### THE PROBLEM
Copy the whole listing below exactly.
--- START ---
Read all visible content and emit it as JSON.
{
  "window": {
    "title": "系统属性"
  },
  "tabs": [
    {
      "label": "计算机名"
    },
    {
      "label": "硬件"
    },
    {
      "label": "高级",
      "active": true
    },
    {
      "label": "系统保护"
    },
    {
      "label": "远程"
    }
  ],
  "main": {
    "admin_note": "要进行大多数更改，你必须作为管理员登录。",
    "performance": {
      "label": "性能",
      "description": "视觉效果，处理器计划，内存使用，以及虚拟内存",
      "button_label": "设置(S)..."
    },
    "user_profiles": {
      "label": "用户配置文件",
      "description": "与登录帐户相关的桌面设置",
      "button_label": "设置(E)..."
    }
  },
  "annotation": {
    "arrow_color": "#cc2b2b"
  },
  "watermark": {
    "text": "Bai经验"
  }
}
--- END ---
### SOLUTION FOR THIS EXERCISE
Read all visible content and emit it as JSON.
{
  "window": {
    "title": "系统属性"
  },
  "tabs": [
    {
      "label": "计算机名"
    },
    {
      "label": "硬件"
    },
    {
      "label": "高级",
      "active": true
    },
    {
      "label": "系统保护"
    },
    {
      "label": "远程"
    }
  ],
  "main": {
    "admin_note": "要进行大多数更改，你必须作为管理员登录。",
    "performance": {
      "label": "性能",
      "description": "视觉效果，处理器计划，内存使用，以及虚拟内存",
      "button_label": "设置(S)..."
    },
    "user_profiles": {
      "label": "用户配置文件",
      "description": "与登录帐户相关的桌面设置",
      "button_label": "设置(E)..."
    }
  },
  "annotation": {
    "arrow_color": "#cc2b2b"
  },
  "watermark": {
    "text": "Bai经验"
  }
}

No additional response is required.